:: Records provided

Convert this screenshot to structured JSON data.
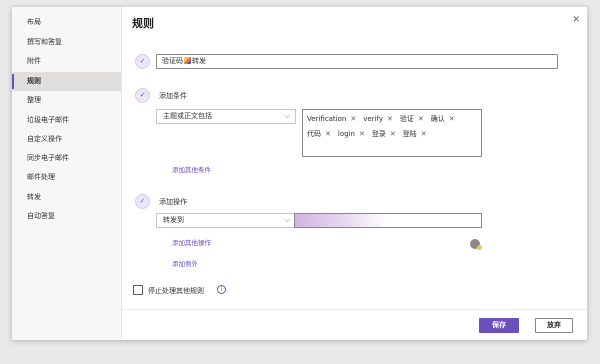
{
  "sidebar": {
    "items": [
      {
        "label": "布局"
      },
      {
        "label": "撰写和答复"
      },
      {
        "label": "附件"
      },
      {
        "label": "规则",
        "active": true
      },
      {
        "label": "整理"
      },
      {
        "label": "垃圾电子邮件"
      },
      {
        "label": "自定义操作"
      },
      {
        "label": "同步电子邮件"
      },
      {
        "label": "邮件处理"
      },
      {
        "label": "转发"
      },
      {
        "label": "自动答复"
      }
    ]
  },
  "header": {
    "title": "规则",
    "close_icon": "close-icon"
  },
  "rule": {
    "name_prefix": "验证码",
    "name_suffix": "转发",
    "condition": {
      "label": "添加条件",
      "selected": "主题或正文包括",
      "tags": [
        "Verification",
        "verify",
        "验证",
        "确认",
        "代码",
        "login",
        "登录",
        "登陆"
      ],
      "add_link": "添加其他条件"
    },
    "action": {
      "label": "添加操作",
      "selected": "转发到",
      "add_link": "添加其他操作",
      "exception_link": "添加例外"
    },
    "stop_processing_label": "停止处理其他规则",
    "info_glyph": "i"
  },
  "footer": {
    "save_label": "保存",
    "discard_label": "放弃"
  },
  "colors": {
    "accent": "#6b4fbb"
  }
}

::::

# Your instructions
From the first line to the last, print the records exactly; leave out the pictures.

# Solution to the exercise
Convert this screenshot to structured JSON data.
{
  "sidebar": {
    "items": [
      {
        "label": "布局"
      },
      {
        "label": "撰写和答复"
      },
      {
        "label": "附件"
      },
      {
        "label": "规则",
        "active": true
      },
      {
        "label": "整理"
      },
      {
        "label": "垃圾电子邮件"
      },
      {
        "label": "自定义操作"
      },
      {
        "label": "同步电子邮件"
      },
      {
        "label": "邮件处理"
      },
      {
        "label": "转发"
      },
      {
        "label": "自动答复"
      }
    ]
  },
  "header": {
    "title": "规则",
    "close_icon": "close-icon"
  },
  "rule": {
    "name_prefix": "验证码",
    "name_suffix": "转发",
    "condition": {
      "label": "添加条件",
      "selected": "主题或正文包括",
      "tags": [
        "Verification",
        "verify",
        "验证",
        "确认",
        "代码",
        "login",
        "登录",
        "登陆"
      ],
      "add_link": "添加其他条件"
    },
    "action": {
      "label": "添加操作",
      "selected": "转发到",
      "add_link": "添加其他操作",
      "exception_link": "添加例外"
    },
    "stop_processing_label": "停止处理其他规则",
    "info_glyph": "i"
  },
  "footer": {
    "save_label": "保存",
    "discard_label": "放弃"
  },
  "colors": {
    "accent": "#6b4fbb"
  }
}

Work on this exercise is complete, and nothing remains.